A merger, which results in meeting the test of increasing the wealth of the shareholders, is said to contain synergistic properties. Synergy is the increase in value of the firm combining two firms into one entity i.e., it is the difference value between the combined firm and the sum of the value of the individual firms. There may be various sources for this extra value arise i.e., the increase in wealth of the shareholders as a result of merger. The key to the existence of synergy is that the target firm controls a specialized resource that becomes more valuable when combined with the bidding firm’s resources. The sources of synergy of specialized resources will vary depending upon the merger.
In case of horizontal merger, the synergy comes from some form of economies of scale, which reduce costs, or from increased market power, which increases profit margins and sales.
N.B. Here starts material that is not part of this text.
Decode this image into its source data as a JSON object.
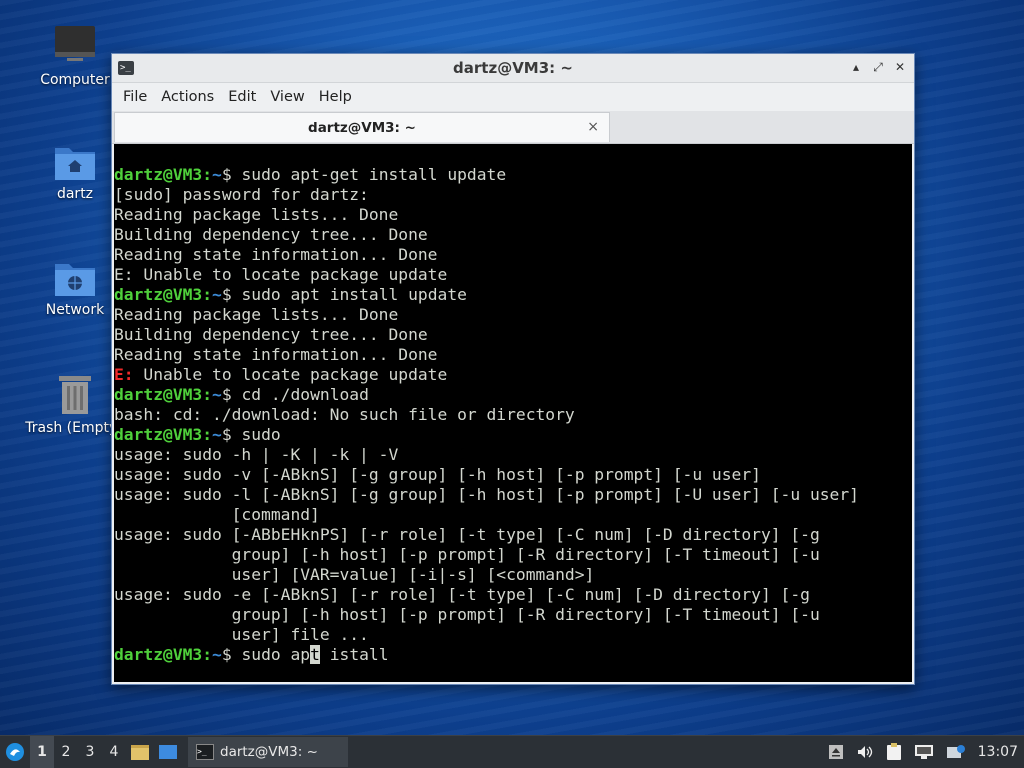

There are several ways in which the merger may generate operating economies. The firm might be able to reduce the cost of production by eliminating some fixed costs. Eliminating similar research efforts and repetition of work already done by the target firm will also substantially reduce the research and development expenditures in the new set up. The management expenses may also come down substantially as a result of corporate reconstruction.
The selling, marketing and advertisement department can be streamlined. The marketing economies may be produced through savings in advertising (by reducing the need to attract each others customers), and also from the advantage of offering a more complete product line (if the merged firms produce different but complementary goods), since a wider product line may provide larger sales per unit of sales efforts and per sales person. When a firm having strength in one functional area acquires another firm with strength in a different functional area, synergy may be gained by exploiting the strength in these areas. A firm with a good distribution network may acquire a firm with a promising product line, and thereby can gain by combining these two strength. The argument is that both firms will be better off after the merger. A major saving may arise from the consolidation of departments involved with financial activities e.g., accounting, credit monitoring, billing, purchasing etc.
Thus, when two firms combine their resources and efforts, they will be able to produce better results than they were producing as separate entities because of savings in various types of operating costs. These resultant economies arc known as synergistic operating economies. There is no denying the fact that there is a potential for operating synergy, in one form or the other, in most of take-over. Some disagreement exists however, over whether synergy can be valued, and if so, how much that value should be. Some argue that the synergy is too nebulous to be valued and that any attempt to do so requires so many assumptions that it is point less. Although valuing synergy requires assumptions about future cash flows and growth, the lack of precision in the process does not mean that an unbiased estimate of value cannot be made. The synergy can be valued by answering fundamental questions: What form is the synergy expected to take? Will it reduce costs as a percentage of sales and increase profit margins? Will it increase future growth?